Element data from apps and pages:
>>>>
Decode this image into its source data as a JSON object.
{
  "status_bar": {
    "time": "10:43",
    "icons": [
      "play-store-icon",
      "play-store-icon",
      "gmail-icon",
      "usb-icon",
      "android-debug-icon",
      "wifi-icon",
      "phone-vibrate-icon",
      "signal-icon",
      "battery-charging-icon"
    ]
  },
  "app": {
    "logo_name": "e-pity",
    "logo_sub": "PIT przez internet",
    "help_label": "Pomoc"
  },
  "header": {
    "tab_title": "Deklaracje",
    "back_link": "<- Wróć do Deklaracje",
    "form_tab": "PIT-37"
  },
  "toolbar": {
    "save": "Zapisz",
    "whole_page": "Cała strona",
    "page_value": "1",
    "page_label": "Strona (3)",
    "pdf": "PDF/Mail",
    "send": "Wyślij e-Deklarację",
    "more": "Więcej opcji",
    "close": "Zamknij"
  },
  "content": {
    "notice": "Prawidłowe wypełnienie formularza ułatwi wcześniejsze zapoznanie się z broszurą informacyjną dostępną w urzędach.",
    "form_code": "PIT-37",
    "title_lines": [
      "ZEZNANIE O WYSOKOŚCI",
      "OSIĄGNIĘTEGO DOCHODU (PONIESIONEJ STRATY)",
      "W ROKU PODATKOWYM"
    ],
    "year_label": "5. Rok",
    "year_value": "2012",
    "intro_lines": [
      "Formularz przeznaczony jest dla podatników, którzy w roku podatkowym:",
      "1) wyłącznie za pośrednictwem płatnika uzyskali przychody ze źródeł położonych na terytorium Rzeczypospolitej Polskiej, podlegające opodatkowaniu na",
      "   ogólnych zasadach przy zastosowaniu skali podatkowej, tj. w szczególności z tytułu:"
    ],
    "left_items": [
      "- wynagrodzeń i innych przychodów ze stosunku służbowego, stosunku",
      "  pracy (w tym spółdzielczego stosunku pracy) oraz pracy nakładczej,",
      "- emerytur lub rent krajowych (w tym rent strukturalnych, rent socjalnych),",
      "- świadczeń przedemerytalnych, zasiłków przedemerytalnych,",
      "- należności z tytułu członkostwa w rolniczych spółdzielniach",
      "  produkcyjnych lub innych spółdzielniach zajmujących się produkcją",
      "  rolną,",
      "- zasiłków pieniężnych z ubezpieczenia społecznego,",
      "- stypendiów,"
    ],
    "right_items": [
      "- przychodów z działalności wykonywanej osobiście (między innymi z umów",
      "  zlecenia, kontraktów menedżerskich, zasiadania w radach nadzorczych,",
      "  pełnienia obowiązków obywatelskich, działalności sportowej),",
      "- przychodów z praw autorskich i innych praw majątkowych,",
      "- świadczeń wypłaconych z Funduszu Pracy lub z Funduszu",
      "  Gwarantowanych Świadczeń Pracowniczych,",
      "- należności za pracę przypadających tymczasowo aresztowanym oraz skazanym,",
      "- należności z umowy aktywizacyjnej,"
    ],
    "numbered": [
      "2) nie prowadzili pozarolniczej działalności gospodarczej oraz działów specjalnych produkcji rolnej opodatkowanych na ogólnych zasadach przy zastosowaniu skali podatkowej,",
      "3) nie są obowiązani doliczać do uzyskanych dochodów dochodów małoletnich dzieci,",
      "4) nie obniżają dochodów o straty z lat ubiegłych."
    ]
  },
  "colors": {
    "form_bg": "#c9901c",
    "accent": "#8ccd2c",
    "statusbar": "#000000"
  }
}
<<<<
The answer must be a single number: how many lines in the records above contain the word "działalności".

3